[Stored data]

=== Begin Enclosure ===

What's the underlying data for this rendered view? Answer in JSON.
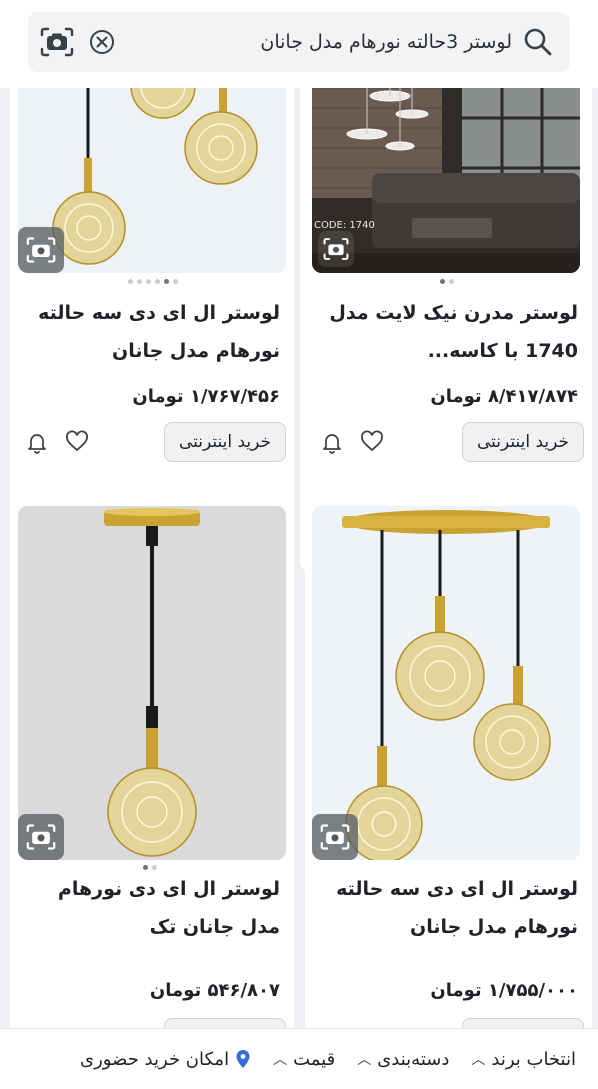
{
  "search": {
    "query": "لوستر 3حالته نورهام مدل جانان"
  },
  "products": [
    {
      "title": "لوستر مدرن نیک لایت مدل 1740 با کاسه...",
      "price": "۸/۴۱۷/۸۷۴ تومان",
      "image_code": "CODE: 1740",
      "buy_label": "خرید اینترنتی"
    },
    {
      "title": "لوستر ال ای دی سه حالته نورهام مدل جانان",
      "price": "۱/۷۶۷/۴۵۶ تومان",
      "buy_label": "خرید اینترنتی"
    },
    {
      "title": "لوستر ال ای دی سه حالته نورهام مدل جانان",
      "price": "۱/۷۵۵/۰۰۰ تومان"
    },
    {
      "title": "لوستر ال ای دی نورهام مدل جانان تک",
      "price": "۵۴۶/۸۰۷ تومان"
    }
  ],
  "filters": [
    {
      "label": "انتخاب برند"
    },
    {
      "label": "دسته‌بندی"
    },
    {
      "label": "قیمت"
    },
    {
      "label": "امکان خرید حضوری"
    }
  ],
  "colors": {
    "background": "#eef0f3",
    "card": "#ffffff",
    "gold": "#c9a232"
  }
}
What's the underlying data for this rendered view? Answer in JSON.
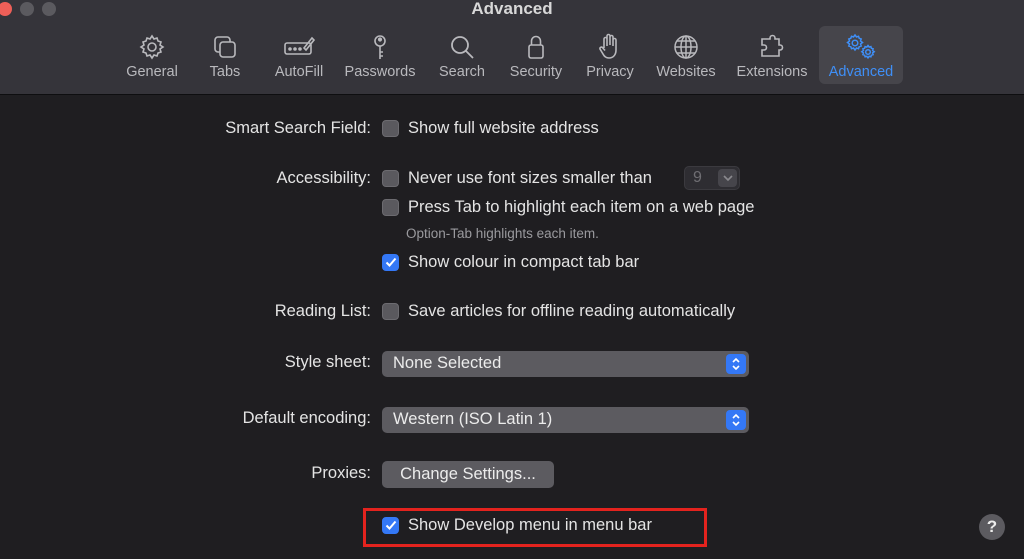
{
  "window": {
    "title": "Advanced"
  },
  "toolbar": {
    "items": [
      {
        "label": "General",
        "icon": "gear-icon"
      },
      {
        "label": "Tabs",
        "icon": "tabs-icon"
      },
      {
        "label": "AutoFill",
        "icon": "autofill-icon"
      },
      {
        "label": "Passwords",
        "icon": "key-icon"
      },
      {
        "label": "Search",
        "icon": "search-icon"
      },
      {
        "label": "Security",
        "icon": "lock-icon"
      },
      {
        "label": "Privacy",
        "icon": "hand-icon"
      },
      {
        "label": "Websites",
        "icon": "globe-icon"
      },
      {
        "label": "Extensions",
        "icon": "puzzle-icon"
      },
      {
        "label": "Advanced",
        "icon": "gears-icon",
        "selected": true
      }
    ]
  },
  "settings": {
    "smart_search": {
      "label": "Smart Search Field:",
      "option": "Show full website address",
      "checked": false
    },
    "accessibility": {
      "label": "Accessibility:",
      "font_size_option": "Never use font sizes smaller than",
      "font_size_checked": false,
      "font_size_value": "9",
      "tab_option": "Press Tab to highlight each item on a web page",
      "tab_checked": false,
      "tab_hint": "Option-Tab highlights each item.",
      "compact_option": "Show colour in compact tab bar",
      "compact_checked": true
    },
    "reading_list": {
      "label": "Reading List:",
      "option": "Save articles for offline reading automatically",
      "checked": false
    },
    "style_sheet": {
      "label": "Style sheet:",
      "value": "None Selected"
    },
    "encoding": {
      "label": "Default encoding:",
      "value": "Western (ISO Latin 1)"
    },
    "proxies": {
      "label": "Proxies:",
      "button": "Change Settings..."
    },
    "develop": {
      "option": "Show Develop menu in menu bar",
      "checked": true
    }
  },
  "help": {
    "label": "?"
  },
  "colors": {
    "accent": "#3478f6",
    "highlight_box": "#e3231e",
    "background": "#1f1e21"
  }
}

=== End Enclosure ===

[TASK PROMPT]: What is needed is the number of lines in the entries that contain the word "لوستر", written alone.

[RESPONSE TO THE EXERCISE]: 5